WB Report: Strategic Intervention urgently needed [Archives:2007/1061/Business & Economy]

June 18 2007

By: Raidan Al-Saqqaf
[email protected]

A recent report by the World Bank has indicated that during the last three decades, Yemen has experienced a profound and dramatic change, where the economy has seen a shift from an agriculture-dependent economy to a more diversified and market economy, hereby changing the underlying fundamentals of the Yemeni business environment. The report stated that the shift towards a market economy from the subsistence agriculture of the north and the command economy of the south has transformed livelihood systems.

This change is understandable considering the global economic transformations and the geo-political changes in Yemen.
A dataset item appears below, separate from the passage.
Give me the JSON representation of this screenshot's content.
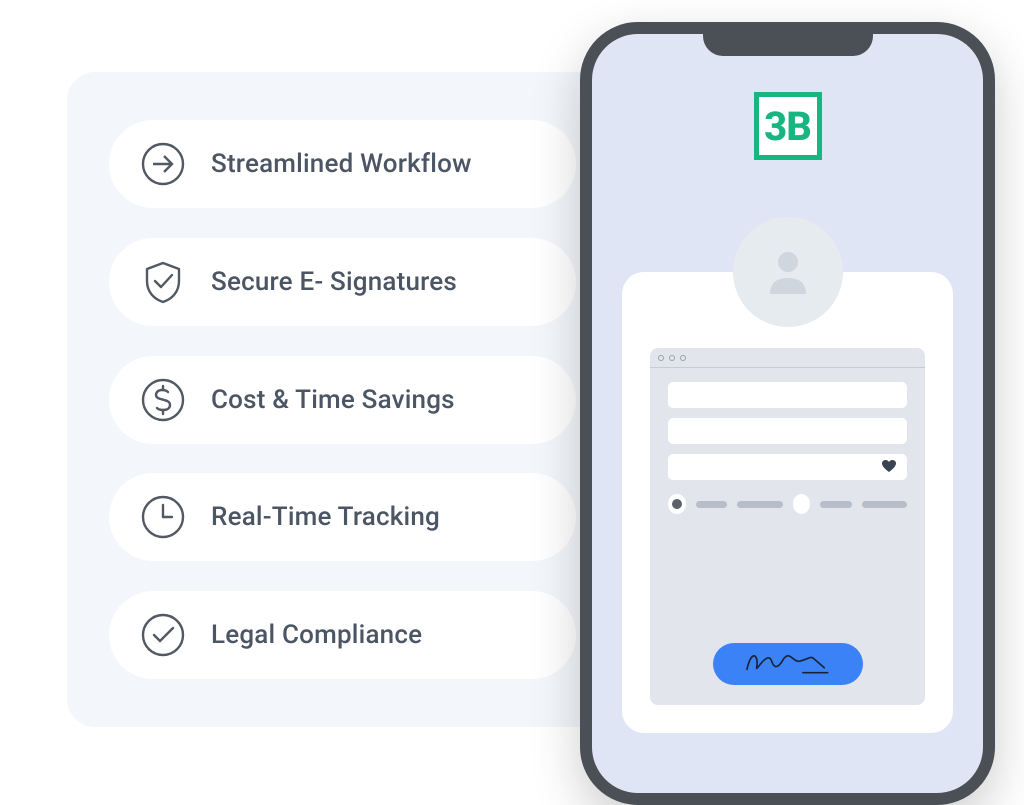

The report indicated that the emergence of a new governance system as a result of unification, hereby the formal and informal “rules of the game” has changed; in Yemeni culture, the land and the livestock were the source of wealth and employment

During the last three decades, this understanding has changed to the realization that the source of wealth and employment is the government. The report states: “the increasing concentration of economic and political power suggests that it carries with it the risk of elite capture of development benefits and the further widening of the gap between the rich and the poor.”

The World bank report, entitled 'Country Social Analysis' has the objective of analyzing the social context and trends in Yemen in order to identify the constrains and opportunities for development. Inline with that objective, the report concludes that the effectiveness of development support to Yemen can be enhanced by addressing the following inequalities:

– Access to water and land needs to be more equitably distributed;

– Youth, Women, and Rural people are becoming increasingly marginalized from the economy as traditional livelihood systems decline;

– With rapid urbanization, shanty dwellers are becoming increasingly socially and economically marginalized;

– State expenditures tend to favor the non-poor.

The report also highlights a number of strategic areas of intervention, including improving equity in the distribution of natural resources such as water resources, concentration of land ownership, and enforcement of expropriation laws which help the poor and marginalized social groups.

Another strategic intervention is in improving equity in distribution of public resources and services, in terms of inequality in public expenditures, inequality in access to healthcare, and the mismatch between education provided and labor market demands especially in rural inhabitants.

In addition to that, another strategic intervention is in promoting inclusion in economic opportunities; with focus on the high rates of youth unemployment and underemployment, and the employment of women in rural areas.

Moreover, improving social accountability was yet another area for strategic intervention, through the strengthening civil society to hold elected officials and service providers accountable, evaluate the quality of public service provision, provide access to justice especially for women and the poor, and involve women in decision making.